Records for this task:
※ ※ ※

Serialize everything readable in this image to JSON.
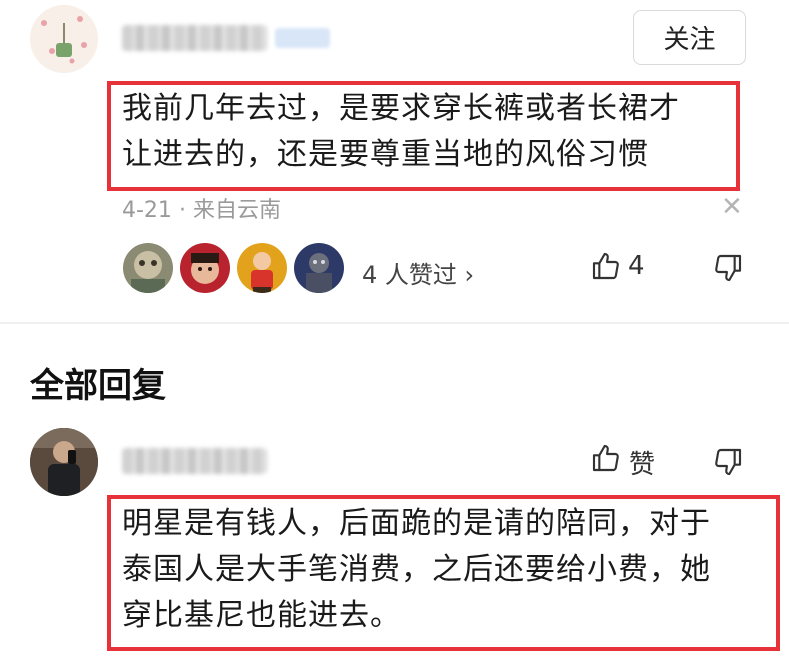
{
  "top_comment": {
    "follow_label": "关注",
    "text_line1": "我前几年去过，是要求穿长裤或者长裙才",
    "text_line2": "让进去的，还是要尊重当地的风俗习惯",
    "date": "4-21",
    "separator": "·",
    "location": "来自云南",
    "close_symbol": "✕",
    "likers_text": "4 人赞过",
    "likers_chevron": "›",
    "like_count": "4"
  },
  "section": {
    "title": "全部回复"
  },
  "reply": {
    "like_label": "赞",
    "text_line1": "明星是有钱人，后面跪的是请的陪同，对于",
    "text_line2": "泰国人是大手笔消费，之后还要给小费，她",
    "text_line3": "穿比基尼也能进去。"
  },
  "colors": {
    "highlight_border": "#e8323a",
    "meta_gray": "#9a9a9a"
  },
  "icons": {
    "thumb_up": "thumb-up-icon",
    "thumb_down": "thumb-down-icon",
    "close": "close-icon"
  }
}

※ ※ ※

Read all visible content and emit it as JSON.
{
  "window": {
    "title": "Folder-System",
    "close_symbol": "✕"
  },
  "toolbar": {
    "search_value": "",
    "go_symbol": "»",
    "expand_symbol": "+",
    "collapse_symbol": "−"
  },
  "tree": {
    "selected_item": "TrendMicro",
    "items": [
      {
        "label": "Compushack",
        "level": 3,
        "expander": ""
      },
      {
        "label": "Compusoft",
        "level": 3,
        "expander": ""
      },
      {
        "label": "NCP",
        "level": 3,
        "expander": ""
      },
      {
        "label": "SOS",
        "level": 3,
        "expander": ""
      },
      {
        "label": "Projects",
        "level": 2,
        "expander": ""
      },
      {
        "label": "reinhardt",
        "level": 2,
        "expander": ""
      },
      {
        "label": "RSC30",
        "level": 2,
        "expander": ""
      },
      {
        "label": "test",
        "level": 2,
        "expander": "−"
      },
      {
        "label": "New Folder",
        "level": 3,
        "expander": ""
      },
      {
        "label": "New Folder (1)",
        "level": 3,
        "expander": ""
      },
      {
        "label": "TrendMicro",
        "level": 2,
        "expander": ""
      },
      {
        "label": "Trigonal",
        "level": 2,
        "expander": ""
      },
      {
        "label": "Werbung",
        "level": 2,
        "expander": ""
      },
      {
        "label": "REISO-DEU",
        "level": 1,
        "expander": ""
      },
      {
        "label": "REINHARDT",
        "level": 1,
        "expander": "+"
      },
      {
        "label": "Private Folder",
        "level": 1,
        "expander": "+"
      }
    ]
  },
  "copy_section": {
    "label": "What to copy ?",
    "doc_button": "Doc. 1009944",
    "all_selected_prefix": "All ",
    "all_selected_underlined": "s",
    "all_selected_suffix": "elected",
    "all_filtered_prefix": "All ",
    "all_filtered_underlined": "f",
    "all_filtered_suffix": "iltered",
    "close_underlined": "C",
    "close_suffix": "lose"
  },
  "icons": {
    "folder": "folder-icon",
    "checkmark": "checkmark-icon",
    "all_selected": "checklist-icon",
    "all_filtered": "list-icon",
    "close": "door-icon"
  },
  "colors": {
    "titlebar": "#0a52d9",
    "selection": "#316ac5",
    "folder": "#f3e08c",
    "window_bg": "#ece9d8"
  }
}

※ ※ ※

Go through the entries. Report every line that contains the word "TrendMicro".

Your solution:
    "selected_item": "TrendMicro",
        "label": "TrendMicro",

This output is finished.